Work item: Examine each line of the data. Copy those that contain the string "Location".
[[ Dataset open ]]
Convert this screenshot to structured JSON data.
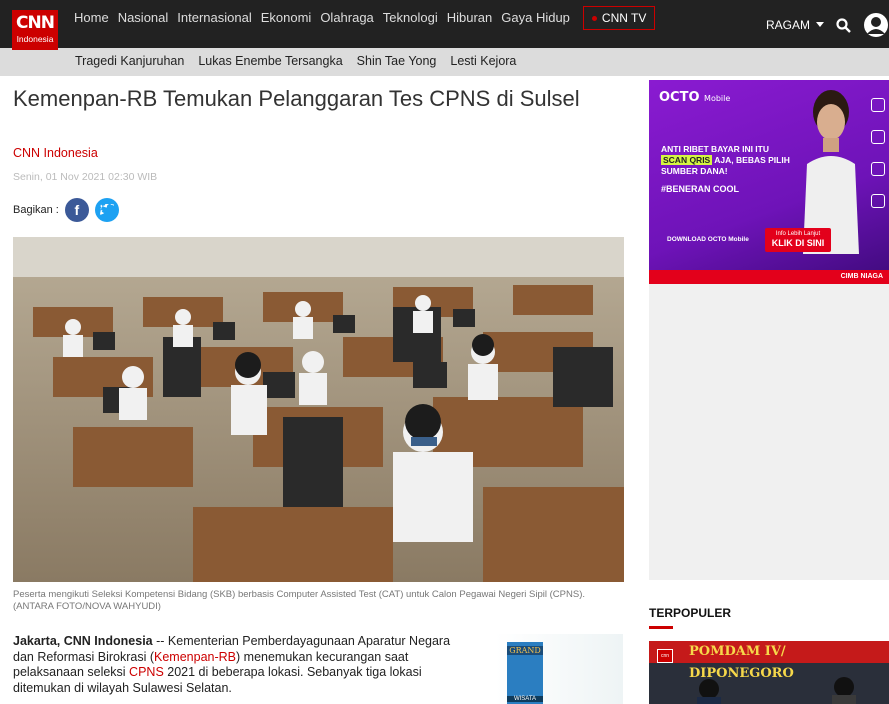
{
  "header": {
    "logo_text": "CNN",
    "logo_sub": "Indonesia",
    "nav": [
      "Home",
      "Nasional",
      "Internasional",
      "Ekonomi",
      "Olahraga",
      "Teknologi",
      "Hiburan",
      "Gaya Hidup"
    ],
    "cnntv_label": "CNN TV",
    "ragam_label": "RAGAM"
  },
  "trending": [
    "Tragedi Kanjuruhan",
    "Lukas Enembe Tersangka",
    "Shin Tae Yong",
    "Lesti Kejora"
  ],
  "article": {
    "title": "Kemenpan-RB Temukan Pelanggaran Tes CPNS di Sulsel",
    "source": "CNN Indonesia",
    "date": "Senin, 01 Nov 2021 02:30 WIB",
    "share_label": "Bagikan :",
    "caption": "Peserta mengikuti Seleksi Kompetensi Bidang (SKB) berbasis Computer Assisted Test (CAT) untuk Calon Pegawai Negeri Sipil (CPNS). (ANTARA FOTO/NOVA WAHYUDI)",
    "body_intro": "Jakarta, CNN Indonesia",
    "body_1": " -- Kementerian Pemberdayagunaan Aparatur Negara dan Reformasi Birokrasi (",
    "body_link1": "Kemenpan-RB",
    "body_2": ") menemukan kecurangan saat pelaksanaan seleksi ",
    "body_link2": "CPNS",
    "body_3": " 2021 di beberapa lokasi. Sebanyak tiga lokasi ditemukan di wilayah Sulawesi Selatan.",
    "mini_ad_top": "GRAND",
    "mini_ad_bottom": "WISATA"
  },
  "sidebar": {
    "ad_brand": "OCTO",
    "ad_brand_sub": "Mobile",
    "ad_line1": "ANTI RIBET BAYAR INI ITU",
    "ad_scan": "SCAN QRIS",
    "ad_line2": " AJA, BEBAS PILIH SUMBER DANA!",
    "ad_cool": "#BENERAN COOL",
    "ad_download": "DOWNLOAD OCTO Mobile",
    "ad_cta_small": "Info Lebih Lanjut",
    "ad_cta": "KLIK DI SINI",
    "ad_footer_brand": "CIMB NIAGA",
    "terpopuler_label": "TERPOPULER",
    "terpopuler_banner": "POMDAM IV/ DIPONEGORO",
    "terpopuler_badge": "cnn"
  }
}
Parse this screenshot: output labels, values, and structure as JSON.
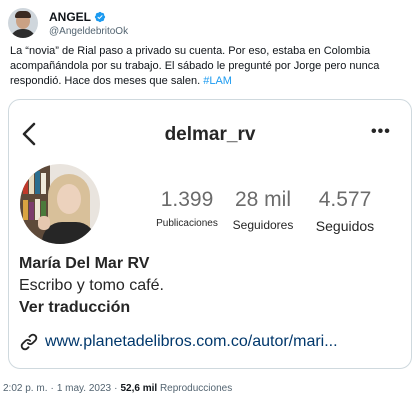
{
  "author": {
    "display_name": "ANGEL",
    "handle": "@AngeldebritoOk",
    "verified_color": "#1d9bf0"
  },
  "tweet": {
    "text": "La “novia” de Rial paso a privado su cuenta. Por eso, estaba en Colombia acompañándola por su trabajo. El sábado le pregunté por Jorge pero nunca respondió. Hace dos meses que salen. ",
    "hashtag": "#LAM"
  },
  "instagram": {
    "username": "delmar_rv",
    "more_icon": "•••",
    "stats": [
      {
        "value": "1.399",
        "label": "Publicaciones"
      },
      {
        "value": "28 mil",
        "label": "Seguidores"
      },
      {
        "value": "4.577",
        "label": "Seguidos"
      }
    ],
    "bio": {
      "name": "María Del Mar RV",
      "line": "Escribo y tomo café.",
      "translate": "Ver traducción"
    },
    "link": "www.planetadelibros.com.co/autor/mari..."
  },
  "footer": {
    "time": "2:02 p. m.",
    "separator": "·",
    "date": "1 may. 2023",
    "views_count": "52,6 mil",
    "views_label": "Reproducciones"
  }
}
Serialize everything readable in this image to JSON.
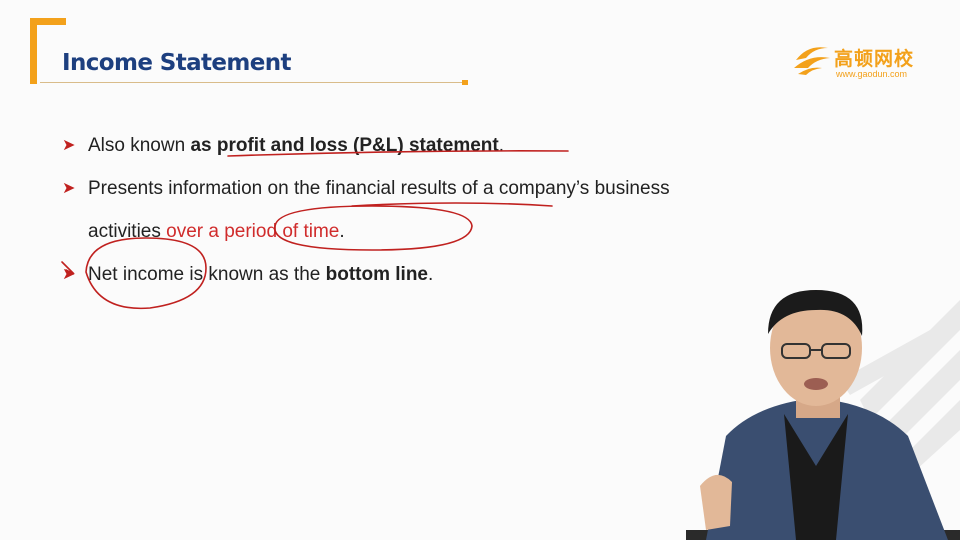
{
  "header": {
    "title": "Income Statement"
  },
  "logo": {
    "name_cn": "高顿网校",
    "url": "www.gaodun.com"
  },
  "bullets": [
    {
      "segments": [
        {
          "text": "Also known ",
          "bold": false
        },
        {
          "text": "as profit and loss (P&L) statement",
          "bold": true
        },
        {
          "text": ".",
          "bold": false
        }
      ]
    },
    {
      "segments": [
        {
          "text": "Presents information on the financial results of a company’s business activities ",
          "bold": false
        },
        {
          "text": "over a period of time",
          "red": true
        },
        {
          "text": ".",
          "bold": false
        }
      ]
    },
    {
      "segments": [
        {
          "text": "Net income is known as the ",
          "bold": false
        },
        {
          "text": "bottom line",
          "bold": true
        },
        {
          "text": ".",
          "bold": false
        }
      ]
    }
  ],
  "colors": {
    "accent": "#f3a11b",
    "title": "#1d3f7f",
    "ink": "#c0211f",
    "bullet_arrow": "#c0211f"
  },
  "icons": {
    "bullet": "arrowhead-bullet-icon",
    "logo": "gaodun-logo-icon"
  }
}
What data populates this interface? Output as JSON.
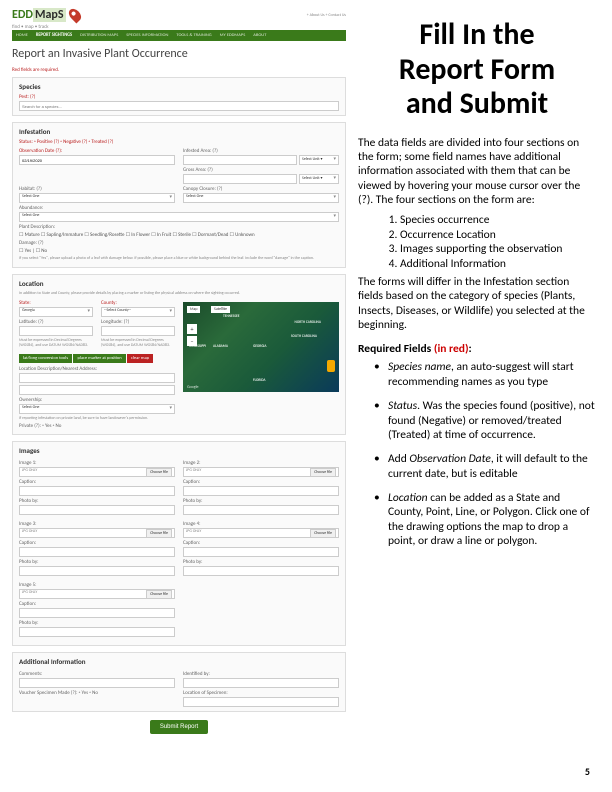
{
  "left": {
    "logo_edd": "EDD",
    "logo_maps": "MapS",
    "tagline": "find • map • track",
    "topnav_small": "+ About Us   + Contact Us",
    "nav": [
      "HOME",
      "REPORT SIGHTINGS",
      "DISTRIBUTION MAPS",
      "SPECIES INFORMATION",
      "TOOLS & TRAINING",
      "MY EDDMAPS",
      "ABOUT"
    ],
    "page_title": "Report an Invasive Plant Occurrence",
    "red_req": "Red fields are required.",
    "species_hdr": "Species",
    "pest_lbl": "Pest: (?)",
    "pest_ph": "Search for a species…",
    "infest_hdr": "Infestation",
    "status_lbl": "Status: ◦ Positive (?) ◦ Negative (?) ◦ Treated (?)",
    "obsdate_lbl": "Observation Date (?):",
    "obsdate_val": "02/19/2020",
    "infarea_lbl": "Infested Area: (?)",
    "grossarea_lbl": "Gross Area: (?)",
    "unit_ph": "Select Unit ▾",
    "habitat_lbl": "Habitat: (?)",
    "canopy_lbl": "Canopy Closure: (?)",
    "selectone": "Select One",
    "abund_lbl": "Abundance:",
    "plantdesc_lbl": "Plant Description:",
    "pd_opts": "☐ Mature  ☐ Sapling/Immature  ☐ Seedling/Rosette  ☐ In Flower  ☐ In Fruit  ☐ Sterile  ☐ Dormant/Dead  ☐ Unknown",
    "damage_lbl": "Damage: (?)",
    "dmg_opts": "☐ Yes  |  ☐ No",
    "dmg_note": "If you select \"Yes\", please upload a photo of a leaf with damage below. If possible, please place a blue or white background behind the leaf. Include the word \"damage\" in the caption.",
    "location_hdr": "Location",
    "loc_note": "In addition to State and County, please provide details by placing a marker or listing the physical address on where the sighting occurred.",
    "state_lbl": "State:",
    "state_val": "Georgia",
    "county_lbl": "County:",
    "county_val": "--Select County--",
    "lat_lbl": "Latitude: (?)",
    "lon_lbl": "Longitude: (?)",
    "latlon_note": "Must be expressed in Decimal Degrees (WGS84), and use DATUM WGS84/NAD83.",
    "btn_conv": "lat/long conversion tools",
    "btn_place": "place marker at position",
    "btn_clear": "clear map",
    "locdesc_lbl": "Location Description/Nearest Address:",
    "owner_lbl": "Ownership:",
    "owner_note": "If reporting infestation on private land, be sure to have landowner's permission.",
    "private_lbl": "Private (?): ◦ Yes  ◦ No",
    "map_btn_map": "Map",
    "map_btn_sat": "Satellite",
    "map_goog": "Google",
    "map_states": [
      "TENNESSEE",
      "NORTH CAROLINA",
      "SOUTH CAROLINA",
      "ALABAMA",
      "GEORGIA",
      "MISSISSIPPI",
      "FLORIDA"
    ],
    "images_hdr": "Images",
    "img1_lbl": "Image 1:",
    "img2_lbl": "Image 2:",
    "img3_lbl": "Image 3:",
    "img4_lbl": "Image 4:",
    "img5_lbl": "Image 5:",
    "jpg_only": "JPG ONLY",
    "choose": "Choose file",
    "caption_lbl": "Caption:",
    "photoby_lbl": "Photo by:",
    "addl_hdr": "Additional Information",
    "comments_lbl": "Comments:",
    "identby_lbl": "Identified by:",
    "voucher_lbl": "Voucher Specimen Made (?): ◦ Yes  ◦ No",
    "specloc_lbl": "Location of Specimen:",
    "submit": "Submit Report"
  },
  "right": {
    "title_l1": "Fill In the",
    "title_l2": "Report Form",
    "title_l3": "and Submit",
    "para1": "The data fields are divided into four sections on the form; some field names have additional information associated with them that can be viewed by hovering your mouse cursor over the (?). The four sections on the form are:",
    "list": [
      "Species occurrence",
      "Occurrence Location",
      "Images supporting the observation",
      "Additional Information"
    ],
    "para2": "The forms will differ in the Infestation section fields based on the category of species (Plants, Insects, Diseases, or Wildlife) you selected at the beginning.",
    "reqhdr_a": "Required Fields ",
    "reqhdr_b": "(in red)",
    "reqhdr_c": ":",
    "b1_a": "Species name",
    "b1_b": ", an auto-suggest will start recommending names as you type",
    "b2_a": "Status",
    "b2_b": ". Was the species found (positive), not found (Negative) or removed/treated (Treated) at time of occurrence.",
    "b3_a": "Add ",
    "b3_b": "Observation Date",
    "b3_c": ", it will default to the current date, but is editable",
    "b4_a": "Location",
    "b4_b": " can be added as a State and County, Point, Line, or Polygon. Click one of the drawing options the map to drop a point, or draw a line or polygon."
  },
  "pagenum": "5"
}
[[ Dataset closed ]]
Answer space:
    "location_hdr": "Location",
    "locdesc_lbl": "Location Description/Nearest Address:",
    "specloc_lbl": "Location of Specimen:",
      "Occurrence Location",
    "b4_a": "Location",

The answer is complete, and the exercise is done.